From Survivorville to “Scanville”: My road back to reality
I came back from an absolutely exhilarating time at the Survivorville, a women’s cancer conference in Nashville. Not only was the venue beautiful – The Gaylord Opryland Hotel and Resort – but the women I met were too, inside and out.
The two highlights were 1) meeting fellow stage IV survivors/co-survivors who were volunteers and at my breakout session: The Buck Stops Here: The Power of Becoming Your Own Advocate, and 2) reading my story for My 2nd Act: Survivor Stories from the Stage. I was in awe of the nine other women and two little girls, who shared their stories of struggle, loss, inspiration and hope and how they transformed the life-changing experiences with cancer to a new way of life. For instance, Ariana and Naveya, the two girls pictured with me, decided to raise money through a hot chocolate stand and a business selling hair bands to raise funds for childhood cancer after losing a friend to the disease.
I spent some fun time with my friend, Becky Olson, founder of Breast Friends in Portland, OR, and even got to lounge by the pool. Coming full circle, I found myself sitting by Andi, one of my favorite chemo nurses who encouraged me during my early days of my blog and writing my book. She had come to the conference for her new job as a patient navigator and only found that I was presenting after she got there.
Then it was back to reality. I came home on Sunday, and on Monday picked up my scan results from the previous week. I was glad I was so busy because I didn’t have time to think about them. And I was optimistic because I’ve been feeling so good. So I didn’t really have scanxiety until I went to pick up the envelope with the results. I felt the weight of the envelope. Immediately I could tell it was at least two pages long. Not a good sign.
I went back to my car and shakily read the report of my PET/CT. As usual, it was confusing. I had to go home and Google all the medical terms. By the looks of the Standard Uptake Value (SUV -what lights up), it appeared I have progression to my liver. But it showed the lesions on my omentum and peritoneum where shrinking a bit. (Yes, I could pass an anatomy and physiology class after all this.) Conclusion: mixed results. The problem was there were no measurements of the lesions except for the two that were shrinking. And I know SUV values are not always accurate. I decided not to freak out for once and to wait to talk with my oncologists.
Yesterday, I met with Dr. Drosick, my local oncologist. He was noncommittal but didn’t think the SUV values had gone up that much and agreed they are often inaccurate. I asked if they could go back and do measurements, and he put in an order for it. I should find out tomorrow. I just got off the phone with the nurse of my consulting oncologist, Kathy Miller, at IU Simon Cancer Center in Indy. From how I’m feeling and other indicators, she didn’t think it sounded like progression. More will be evident once we get back the scan with those measurements.

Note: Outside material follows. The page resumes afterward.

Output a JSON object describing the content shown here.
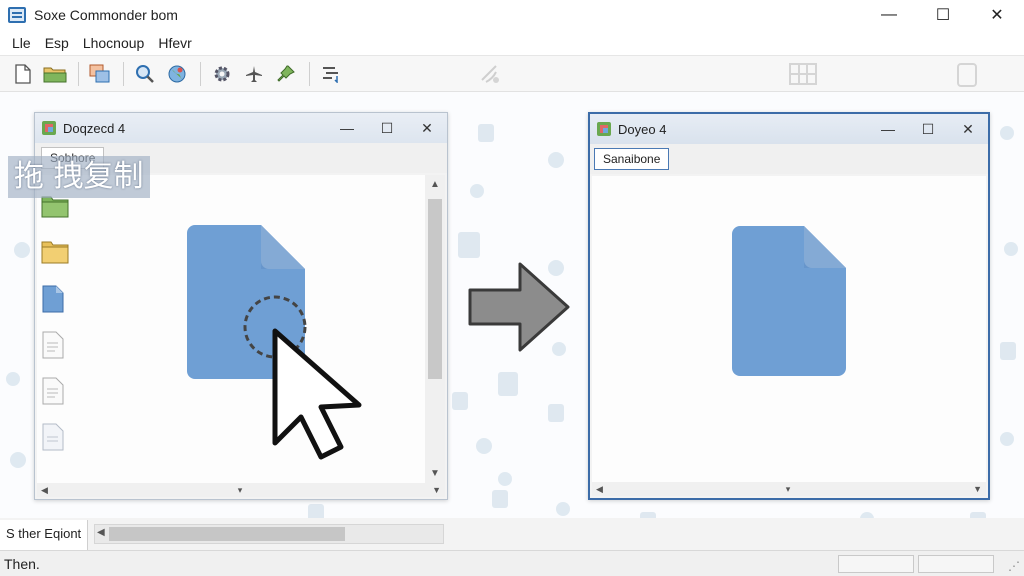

In the meantime, one stage IV friend has suddenly passed away while another is in hospice. I also have two very close friends/mentors who are definitely struggling with aggressive disease. It makes me angry, sad and scared at the same time. Yet I go on and live my life, praying for them and hoping for a new drug to come about that can save them and the rest of the people who still have to deal with this stinking, stupid, heartless bastard called cancer.
Today I enjoyed a very nice day with my daughter, going shopping for a Father’s Day gift and hanging on our porch talking about her life as a teenager. It was one of those really good talks that I hope she’ll remember. It’s times like this when I’m truly grateful to still be here to help guide her through the often messy journey through high school. She is a wonderful kid. I’m very proud of her. So I am here in the moment, making the very best of my summer with her … no matter what the scan says.